One of the most interesting spinoffs of being a full-lime nomadic ham, of course, is the frequent experience of meeting other denizens of the airwaves. I’m getting to know all kinds of radios, for in every ham household there’s a room full of boxes to investigate.
I recommend that every ham try this: ask around on the air, swap a few invitations, and start spending a few hours a month at the helms of other peoples’ stations. The education is unbelievable. You’ll develop standards of comparison for competing rigs. You’ll quickly spot differences in performance that can be hard to quantify. And, of course, you’ll strengthen friendships, swap equipment and ideas, and learn more than ever about the hobby. Even though I’ve never had any kind of stable ham shack of any consequence, I frequently find myself in a consulting role — just because I’ve done time in so many others. I recently spent time with a good friend in Wisconsin whose HF rig didn’t “feel” right… it turned out he was running a vertical with no radials.
I’m writing this month’s column at the QTH of one of the big guns, K0PP in Deer Lodge County, Montana. Ken is an ARRL Section Manager, as well as the owner of the finest antenna farm I’ve ever seen (tribander, monobander, Zepp, 160 vertical, OSCAR, various VHF beams, and a forest of 75-foot towers). Driving all this is a TS-940 and a homebrew kilowatt. Ken’s a hot CW DXer who can blister along at 30-40 WPM.
But he tuned up the linear, aimed the antenna east, and turned me loose. “Uh, me? A kilowatt?” He grinned. Tentatively, I CQ’d. Instant response from the east coast. We chatted awhile, most of it comprised of my marveling at the rig and his marveling at a 40-over signal from Montana. Then, on a whim, I said QRZ after his final… and the roar of tangled voices was a sound I’d heard many times from the opposite perspective.

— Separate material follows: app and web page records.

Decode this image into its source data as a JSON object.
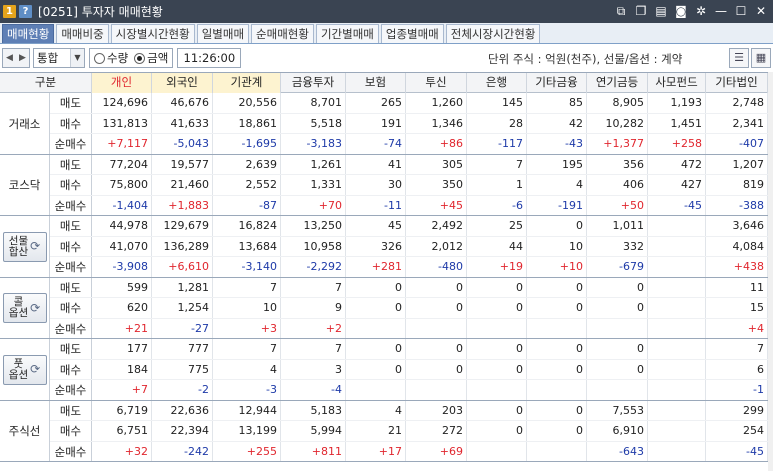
{
  "window": {
    "badge_num": "1",
    "badge_help": "?",
    "title": "[0251] 투자자 매매현황",
    "controls": [
      "link-icon",
      "copy-icon",
      "save-icon",
      "camera-icon",
      "settings-icon",
      "minimize-icon",
      "maximize-icon",
      "close-icon"
    ]
  },
  "tabs": [
    "매매현황",
    "매매비중",
    "시장별시간현황",
    "일별매매",
    "순매매현황",
    "기간별매매",
    "업종별매매",
    "전체시장시간현황"
  ],
  "active_tab": 0,
  "toolbar": {
    "market_select": "통합",
    "radio_qty": "수량",
    "radio_amount": "금액",
    "selected_radio": "amount",
    "time": "11:26:00",
    "unit_text": "단위 주식 : 억원(천주), 선물/옵션 : 계약"
  },
  "columns": [
    "구분",
    "개인",
    "외국인",
    "기관계",
    "금융투자",
    "보험",
    "투신",
    "은행",
    "기타금융",
    "연기금등",
    "사모펀드",
    "기타법인"
  ],
  "row_labels": [
    "매도",
    "매수",
    "순매수"
  ],
  "groups": [
    {
      "name": "거래소",
      "button": false,
      "sell": [
        "124,696",
        "46,676",
        "20,556",
        "8,701",
        "265",
        "1,260",
        "145",
        "85",
        "8,905",
        "1,193",
        "2,748"
      ],
      "buy": [
        "131,813",
        "41,633",
        "18,861",
        "5,518",
        "191",
        "1,346",
        "28",
        "42",
        "10,282",
        "1,451",
        "2,341"
      ],
      "net": [
        "+7,117",
        "-5,043",
        "-1,695",
        "-3,183",
        "-74",
        "+86",
        "-117",
        "-43",
        "+1,377",
        "+258",
        "-407"
      ]
    },
    {
      "name": "코스닥",
      "button": false,
      "sell": [
        "77,204",
        "19,577",
        "2,639",
        "1,261",
        "41",
        "305",
        "7",
        "195",
        "356",
        "472",
        "1,207"
      ],
      "buy": [
        "75,800",
        "21,460",
        "2,552",
        "1,331",
        "30",
        "350",
        "1",
        "4",
        "406",
        "427",
        "819"
      ],
      "net": [
        "-1,404",
        "+1,883",
        "-87",
        "+70",
        "-11",
        "+45",
        "-6",
        "-191",
        "+50",
        "-45",
        "-388"
      ]
    },
    {
      "name": "선물합산",
      "button": true,
      "btn_line1": "선물",
      "btn_line2": "합산",
      "sell": [
        "44,978",
        "129,679",
        "16,824",
        "13,250",
        "45",
        "2,492",
        "25",
        "0",
        "1,011",
        "",
        "3,646"
      ],
      "buy": [
        "41,070",
        "136,289",
        "13,684",
        "10,958",
        "326",
        "2,012",
        "44",
        "10",
        "332",
        "",
        "4,084"
      ],
      "net": [
        "-3,908",
        "+6,610",
        "-3,140",
        "-2,292",
        "+281",
        "-480",
        "+19",
        "+10",
        "-679",
        "",
        "+438"
      ]
    },
    {
      "name": "콜옵션",
      "button": true,
      "btn_line1": "콜",
      "btn_line2": "옵션",
      "sell": [
        "599",
        "1,281",
        "7",
        "7",
        "0",
        "0",
        "0",
        "0",
        "0",
        "",
        "11"
      ],
      "buy": [
        "620",
        "1,254",
        "10",
        "9",
        "0",
        "0",
        "0",
        "0",
        "0",
        "",
        "15"
      ],
      "net": [
        "+21",
        "-27",
        "+3",
        "+2",
        "",
        "",
        "",
        "",
        "",
        "",
        "+4"
      ]
    },
    {
      "name": "풋옵션",
      "button": true,
      "btn_line1": "풋",
      "btn_line2": "옵션",
      "sell": [
        "177",
        "777",
        "7",
        "7",
        "0",
        "0",
        "0",
        "0",
        "0",
        "",
        "7"
      ],
      "buy": [
        "184",
        "775",
        "4",
        "3",
        "0",
        "0",
        "0",
        "0",
        "0",
        "",
        "6"
      ],
      "net": [
        "+7",
        "-2",
        "-3",
        "-4",
        "",
        "",
        "",
        "",
        "",
        "",
        "-1"
      ]
    },
    {
      "name": "주식선",
      "button": false,
      "sell": [
        "6,719",
        "22,636",
        "12,944",
        "5,183",
        "4",
        "203",
        "0",
        "0",
        "7,553",
        "",
        "299"
      ],
      "buy": [
        "6,751",
        "22,394",
        "13,199",
        "5,994",
        "21",
        "272",
        "0",
        "0",
        "6,910",
        "",
        "254"
      ],
      "net": [
        "+32",
        "-242",
        "+255",
        "+811",
        "+17",
        "+69",
        "",
        "",
        "-643",
        "",
        "-45"
      ]
    }
  ],
  "colors": {
    "positive": "#e0262e",
    "negative": "#1e3aa8",
    "header_bg": "#f3f4f6",
    "active_tab": "#5e7fb5",
    "titlebar": "#3a4452"
  }
}
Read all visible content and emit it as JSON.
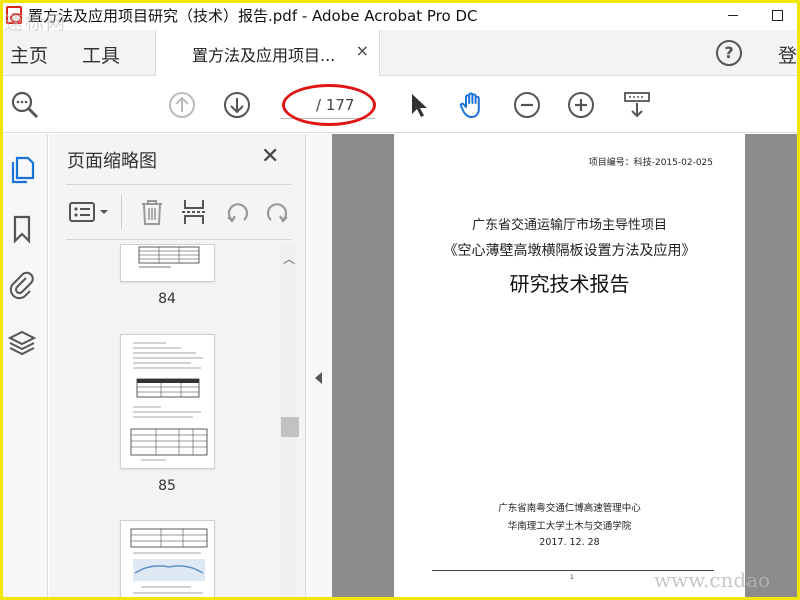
{
  "window": {
    "title": "置方法及应用项目研究（技术）报告.pdf - Adobe Acrobat Pro DC",
    "watermark_top": "速标网",
    "watermark_bottom": "www.cndao"
  },
  "menu": {
    "home": "主页",
    "tools": "工具",
    "login": "登"
  },
  "tab": {
    "label": "置方法及应用项目...",
    "close": "×"
  },
  "toolbar": {
    "page_current": "",
    "page_total": "/ 177"
  },
  "thumbnails_panel": {
    "title": "页面缩略图",
    "close": "✕",
    "pages": [
      {
        "number": "84"
      },
      {
        "number": "85"
      }
    ]
  },
  "document": {
    "project_no": "项目编号：科技-2015-02-025",
    "line1": "广东省交通运输厅市场主导性项目",
    "line2": "《空心薄壁高墩横隔板设置方法及应用》",
    "line3": "研究技术报告",
    "org1": "广东省南粤交通仁博高速管理中心",
    "org2": "华南理工大学土木与交通学院",
    "date": "2017. 12. 28",
    "page_mark": "1"
  },
  "colors": {
    "accent_red": "#e01515",
    "frame_yellow": "#f2e600",
    "hand_tool_blue": "#1a73d9"
  }
}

For four hours I sat in the hot seat, on a roll, buzzing with excitement. With the bike publicity, a killer signal, and a rare county in a rare state, I had a glimpse of how DX stations live. I started feeling guilty over rag-chews, knowing that a dozen or so squirming stations were muttering “come on, come on” with every languid comment. I started responding to two or three calls at a time: “New Mexico, go ahead; Tango Yankee, you’ll be next.” And I twinged a bit when a QRP station in Georgia got over his delight at Montana only to say, “Steve? That doesn’t sound like a solar-powered bicycle-mobile rig.” Used to being a whisper in the wilderness, I was suddenly the most powerful thing on 20 meters. Strange and wonderful… and a little frightening.
But the best part was watching another few pieces fall into the infinite puzzle — seeing not only a new aspect of the hobby, but also learning about great circle bearings, radiation off the sides of tribanders, the nature of passband tuning, the subjective difference between 100 and 1000 watts, the etiquette of big-gundom, the use of a rotor brake, and countless other little things too small to enumerate but, in aggregate, a major education. And that’s what it’s all about, and why I recommend that you make a point of learning at a furious pace instead of falling into the tired habits that can make any hobby, along with its practitioner, seem old.

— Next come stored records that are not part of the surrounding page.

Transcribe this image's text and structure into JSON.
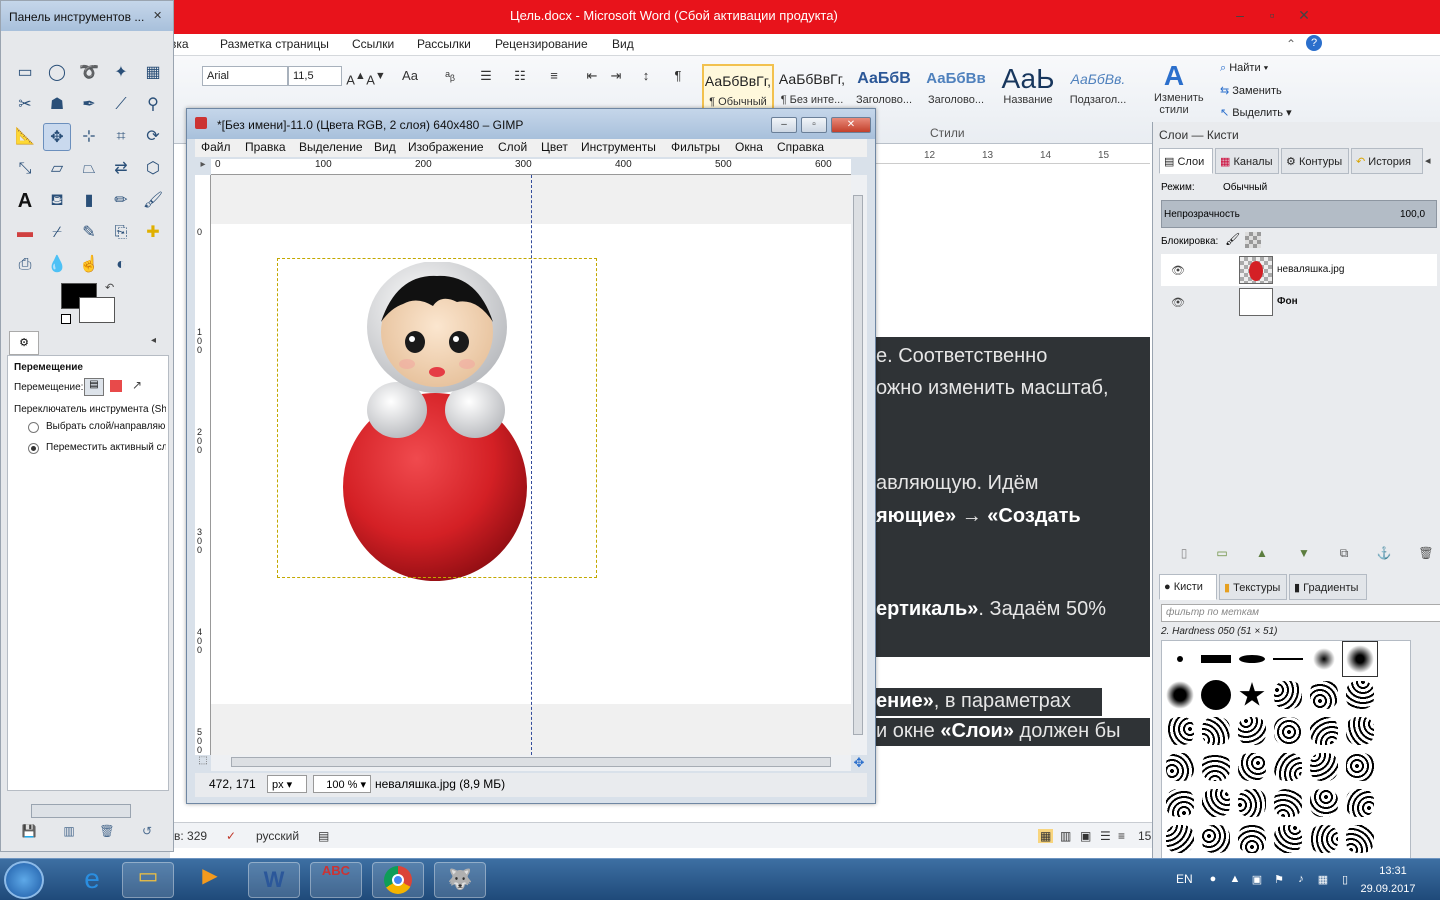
{
  "word": {
    "title": "Цель.docx - Microsoft Word (Сбой активации продукта)",
    "menu": [
      "вка",
      "Разметка страницы",
      "Ссылки",
      "Рассылки",
      "Рецензирование",
      "Вид"
    ],
    "font_name": "Arial",
    "font_size": "11,5",
    "styles": [
      {
        "sample": "АаБбВвГг,",
        "name": "¶ Обычный"
      },
      {
        "sample": "АаБбВвГг,",
        "name": "¶ Без инте..."
      },
      {
        "sample": "АаБбВ",
        "name": "Заголово..."
      },
      {
        "sample": "АаБбВв",
        "name": "Заголово..."
      },
      {
        "sample": "АаЬ",
        "name": "Название"
      },
      {
        "sample": "АаБбВв.",
        "name": "Подзагол..."
      }
    ],
    "change_styles": "Изменить стили",
    "find": "Найти",
    "replace": "Заменить",
    "select": "Выделить",
    "styles_group_label": "Стили",
    "ruler_numbers": [
      "12",
      "13",
      "14",
      "15"
    ],
    "doc_lines": {
      "l1": "е. Соответственно",
      "l2": "ожно изменить масштаб,",
      "l3": "авляющую.  Идём",
      "l4a": "яющие»",
      "l4b": " → ",
      "l4c": "«Создать",
      "l5a": "ертикаль»",
      "l5b": ". Задаём 50%",
      "l6a": "ение»",
      "l6b": ", в параметрах",
      "l7a": "и окне ",
      "l7b": "«Слои»",
      "l7c": " должен бы"
    },
    "status_words": "в: 329",
    "status_lang": "русский",
    "status_zoom": "15"
  },
  "toolbox": {
    "title": "Панель инструментов ...",
    "options_title": "Перемещение",
    "move_label": "Перемещение:",
    "switch_label": "Переключатель инструмента  (Sh",
    "radio1": "Выбрать слой/направляю",
    "radio2": "Переместить активный сл"
  },
  "gimp": {
    "title": "*[Без имени]-11.0 (Цвета RGB, 2 слоя) 640x480 – GIMP",
    "menu": [
      "Файл",
      "Правка",
      "Выделение",
      "Вид",
      "Изображение",
      "Слой",
      "Цвет",
      "Инструменты",
      "Фильтры",
      "Окна",
      "Справка"
    ],
    "hruler": [
      "0",
      "100",
      "200",
      "300",
      "400",
      "500",
      "600"
    ],
    "vruler": [
      "0",
      "100",
      "200",
      "300",
      "400",
      "500"
    ],
    "coords": "472, 171",
    "unit": "px",
    "zoom": "100 %",
    "image_info": "неваляшка.jpg (8,9 МБ)"
  },
  "dock": {
    "title": "Слои — Кисти",
    "tabs": [
      "Слои",
      "Каналы",
      "Контуры",
      "История"
    ],
    "mode_label": "Режим:",
    "mode_value": "Обычный",
    "opacity_label": "Непрозрачность",
    "opacity_value": "100,0",
    "lock_label": "Блокировка:",
    "layers": [
      {
        "name": "неваляшка.jpg"
      },
      {
        "name": "Фон"
      }
    ],
    "brush_tabs": [
      "Кисти",
      "Текстуры",
      "Градиенты"
    ],
    "brush_filter": "фильтр по меткам",
    "brush_name": "2. Hardness 050 (51 × 51)"
  },
  "taskbar": {
    "lang": "EN",
    "time": "13:31",
    "date": "29.09.2017"
  },
  "colors": {
    "word_titlebar": "#e8131b",
    "doc_dark": "#2f3336",
    "doll_red": "#d42025",
    "guide": "#334c9b",
    "selection": "#c2a800"
  }
}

I sometimes forget that learning is the essence of this journey, for it is not so much passion as necessity. Without the stimulus of change and new people, I’d never have found the motivation to so actively pursue new information. Try this: Open doors with HF, pass through them, and explore whatever you find. Make the bandwidth of your participation in this hobby as wide as possible. Visit other stations, and get to know both rig and operator. Push past the same old skeds and contests, for the more interesting we become as a culture, the more we will attract interesting people. There’s a critical mass somewhere, and it’s becoming increasingly clear that it’s not going to be reached through traditional public education.
But we of the networks and airwaves are in a unique position to find it, for we are dispersed across the planet, yet we communicate freely. Think of it as an intellectual responsibility to our species, as well as a whole new level of electronic fun.
Yep, bicycle-mobile HF sure is inspiring. See you somewhere on the air, on the road, or in the vapors of Dataspace!